#### ACTION ITEM:
Identify, in the records below, every line where the string "prices" appears, and copy each such line.

BEGIN DATA RECORDS

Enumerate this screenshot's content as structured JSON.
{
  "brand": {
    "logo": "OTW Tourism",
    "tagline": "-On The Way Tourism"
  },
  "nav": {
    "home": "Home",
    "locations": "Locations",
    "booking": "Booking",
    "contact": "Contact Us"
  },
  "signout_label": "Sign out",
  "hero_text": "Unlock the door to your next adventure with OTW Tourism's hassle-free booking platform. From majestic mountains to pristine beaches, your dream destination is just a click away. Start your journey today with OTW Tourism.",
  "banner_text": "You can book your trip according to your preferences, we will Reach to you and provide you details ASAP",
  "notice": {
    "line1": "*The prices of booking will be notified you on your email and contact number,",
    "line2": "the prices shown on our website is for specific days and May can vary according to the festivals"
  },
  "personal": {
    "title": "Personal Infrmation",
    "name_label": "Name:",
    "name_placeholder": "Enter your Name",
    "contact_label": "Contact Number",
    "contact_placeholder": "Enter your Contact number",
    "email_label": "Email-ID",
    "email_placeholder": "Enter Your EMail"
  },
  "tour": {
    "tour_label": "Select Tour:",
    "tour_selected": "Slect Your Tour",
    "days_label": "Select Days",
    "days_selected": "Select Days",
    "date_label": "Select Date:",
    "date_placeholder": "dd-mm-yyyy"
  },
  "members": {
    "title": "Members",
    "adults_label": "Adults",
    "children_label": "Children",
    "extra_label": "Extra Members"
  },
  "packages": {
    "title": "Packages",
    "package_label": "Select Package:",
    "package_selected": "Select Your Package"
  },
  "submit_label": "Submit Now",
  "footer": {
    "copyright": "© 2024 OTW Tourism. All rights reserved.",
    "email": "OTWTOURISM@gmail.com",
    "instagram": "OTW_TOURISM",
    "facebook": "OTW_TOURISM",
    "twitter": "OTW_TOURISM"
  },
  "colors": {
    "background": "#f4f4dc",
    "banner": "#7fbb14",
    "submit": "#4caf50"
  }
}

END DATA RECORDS

#### ANSWER BELOW:
    "line1": "*The prices of booking will be notified you on your email and contact number,",
    "line2": "the prices shown on our website is for specific days and May can vary according to the festivals"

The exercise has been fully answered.